EXERCISE DESCRIPTION: Report, from the records below, every line where the word "change" appears.

EXERCISE MATERIALS:
- Opening Delimiter -

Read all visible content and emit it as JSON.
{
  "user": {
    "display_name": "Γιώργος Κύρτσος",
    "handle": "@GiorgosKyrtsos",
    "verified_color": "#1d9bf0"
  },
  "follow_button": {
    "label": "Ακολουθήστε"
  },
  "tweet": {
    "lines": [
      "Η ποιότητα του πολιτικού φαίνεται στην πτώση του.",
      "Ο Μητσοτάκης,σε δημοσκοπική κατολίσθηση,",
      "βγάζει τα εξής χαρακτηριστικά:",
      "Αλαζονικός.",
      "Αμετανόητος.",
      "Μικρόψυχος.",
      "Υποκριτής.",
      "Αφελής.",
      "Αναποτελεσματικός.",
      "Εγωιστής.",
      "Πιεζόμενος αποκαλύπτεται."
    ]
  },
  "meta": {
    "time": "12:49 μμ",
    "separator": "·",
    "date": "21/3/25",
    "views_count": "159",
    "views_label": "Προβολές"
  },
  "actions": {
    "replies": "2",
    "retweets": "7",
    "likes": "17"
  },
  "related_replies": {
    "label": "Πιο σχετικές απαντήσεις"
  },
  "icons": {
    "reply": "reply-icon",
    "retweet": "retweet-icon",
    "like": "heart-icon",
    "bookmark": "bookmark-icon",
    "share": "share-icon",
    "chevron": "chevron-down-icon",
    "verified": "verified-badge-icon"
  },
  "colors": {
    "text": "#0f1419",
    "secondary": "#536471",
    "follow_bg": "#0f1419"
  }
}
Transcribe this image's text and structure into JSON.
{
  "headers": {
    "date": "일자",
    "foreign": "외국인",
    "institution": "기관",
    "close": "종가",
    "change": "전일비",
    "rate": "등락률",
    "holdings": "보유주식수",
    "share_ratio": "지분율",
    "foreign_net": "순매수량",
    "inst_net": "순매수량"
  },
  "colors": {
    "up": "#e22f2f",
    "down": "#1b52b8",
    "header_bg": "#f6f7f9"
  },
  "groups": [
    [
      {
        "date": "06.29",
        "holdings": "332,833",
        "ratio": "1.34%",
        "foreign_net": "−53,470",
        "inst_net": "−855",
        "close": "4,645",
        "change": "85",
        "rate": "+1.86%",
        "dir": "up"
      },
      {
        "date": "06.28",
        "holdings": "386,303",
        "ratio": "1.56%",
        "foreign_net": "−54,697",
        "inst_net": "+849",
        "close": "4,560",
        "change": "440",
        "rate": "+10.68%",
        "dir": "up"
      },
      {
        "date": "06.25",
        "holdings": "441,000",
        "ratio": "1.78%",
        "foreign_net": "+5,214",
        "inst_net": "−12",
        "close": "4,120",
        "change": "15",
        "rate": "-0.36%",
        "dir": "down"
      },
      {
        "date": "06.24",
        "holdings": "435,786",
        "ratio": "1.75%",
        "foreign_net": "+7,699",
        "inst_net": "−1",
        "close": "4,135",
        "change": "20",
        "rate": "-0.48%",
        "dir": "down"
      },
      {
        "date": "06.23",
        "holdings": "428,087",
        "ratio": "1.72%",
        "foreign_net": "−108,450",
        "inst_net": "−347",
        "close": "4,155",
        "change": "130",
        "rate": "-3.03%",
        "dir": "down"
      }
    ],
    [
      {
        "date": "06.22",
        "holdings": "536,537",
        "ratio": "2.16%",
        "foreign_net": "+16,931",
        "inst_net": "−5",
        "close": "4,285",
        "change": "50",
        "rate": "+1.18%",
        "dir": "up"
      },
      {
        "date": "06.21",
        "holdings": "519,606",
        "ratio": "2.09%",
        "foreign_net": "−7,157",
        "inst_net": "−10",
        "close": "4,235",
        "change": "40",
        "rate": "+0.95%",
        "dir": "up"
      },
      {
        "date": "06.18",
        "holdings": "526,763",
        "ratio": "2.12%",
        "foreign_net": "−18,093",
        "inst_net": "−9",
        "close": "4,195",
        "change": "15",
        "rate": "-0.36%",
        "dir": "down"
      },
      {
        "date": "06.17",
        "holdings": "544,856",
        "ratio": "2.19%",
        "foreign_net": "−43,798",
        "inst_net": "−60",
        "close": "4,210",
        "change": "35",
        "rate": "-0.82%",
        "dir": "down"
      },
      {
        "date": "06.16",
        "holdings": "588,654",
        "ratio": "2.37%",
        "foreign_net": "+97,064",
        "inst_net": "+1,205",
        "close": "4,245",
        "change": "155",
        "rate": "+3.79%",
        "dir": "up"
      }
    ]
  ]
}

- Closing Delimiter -

TASK RESPONSE:
    "change": "전일비",
        "change": "85",
        "change": "440",
        "change": "15",
        "change": "20",
        "change": "130",
        "change": "50",
        "change": "40",
        "change": "15",
        "change": "35",
        "change": "155",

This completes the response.